• [PROBLEM REQUIREMENTS]: Provide the entries once more, identical in every word.

[Entries from a dataset of interfaces]
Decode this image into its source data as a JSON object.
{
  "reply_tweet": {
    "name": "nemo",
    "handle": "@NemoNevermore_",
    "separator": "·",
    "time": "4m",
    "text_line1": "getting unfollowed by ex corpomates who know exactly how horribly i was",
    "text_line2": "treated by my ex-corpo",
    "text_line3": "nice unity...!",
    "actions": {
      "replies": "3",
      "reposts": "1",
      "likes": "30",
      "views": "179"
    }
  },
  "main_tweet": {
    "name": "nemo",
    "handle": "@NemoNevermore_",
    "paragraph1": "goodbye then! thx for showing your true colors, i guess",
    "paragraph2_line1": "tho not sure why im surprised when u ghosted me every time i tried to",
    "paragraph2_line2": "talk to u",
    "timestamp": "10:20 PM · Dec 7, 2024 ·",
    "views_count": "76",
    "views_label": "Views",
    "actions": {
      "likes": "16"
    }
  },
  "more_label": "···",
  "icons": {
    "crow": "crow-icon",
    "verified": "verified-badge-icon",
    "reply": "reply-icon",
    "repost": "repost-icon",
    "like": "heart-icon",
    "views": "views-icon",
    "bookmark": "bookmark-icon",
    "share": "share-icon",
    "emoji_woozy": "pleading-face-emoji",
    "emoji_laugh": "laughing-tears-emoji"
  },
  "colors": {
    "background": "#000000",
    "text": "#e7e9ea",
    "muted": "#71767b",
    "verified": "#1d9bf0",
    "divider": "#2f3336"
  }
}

• [EXPECTED ANSWER]:
Decode this image into its source data as a JSON object.
{
  "reply_tweet": {
    "name": "nemo",
    "handle": "@NemoNevermore_",
    "separator": "·",
    "time": "4m",
    "text_line1": "getting unfollowed by ex corpomates who know exactly how horribly i was",
    "text_line2": "treated by my ex-corpo",
    "text_line3": "nice unity...!",
    "actions": {
      "replies": "3",
      "reposts": "1",
      "likes": "30",
      "views": "179"
    }
  },
  "main_tweet": {
    "name": "nemo",
    "handle": "@NemoNevermore_",
    "paragraph1": "goodbye then! thx for showing your true colors, i guess",
    "paragraph2_line1": "tho not sure why im surprised when u ghosted me every time i tried to",
    "paragraph2_line2": "talk to u",
    "timestamp": "10:20 PM · Dec 7, 2024 ·",
    "views_count": "76",
    "views_label": "Views",
    "actions": {
      "likes": "16"
    }
  },
  "more_label": "···",
  "icons": {
    "crow": "crow-icon",
    "verified": "verified-badge-icon",
    "reply": "reply-icon",
    "repost": "repost-icon",
    "like": "heart-icon",
    "views": "views-icon",
    "bookmark": "bookmark-icon",
    "share": "share-icon",
    "emoji_woozy": "pleading-face-emoji",
    "emoji_laugh": "laughing-tears-emoji"
  },
  "colors": {
    "background": "#000000",
    "text": "#e7e9ea",
    "muted": "#71767b",
    "verified": "#1d9bf0",
    "divider": "#2f3336"
  }
}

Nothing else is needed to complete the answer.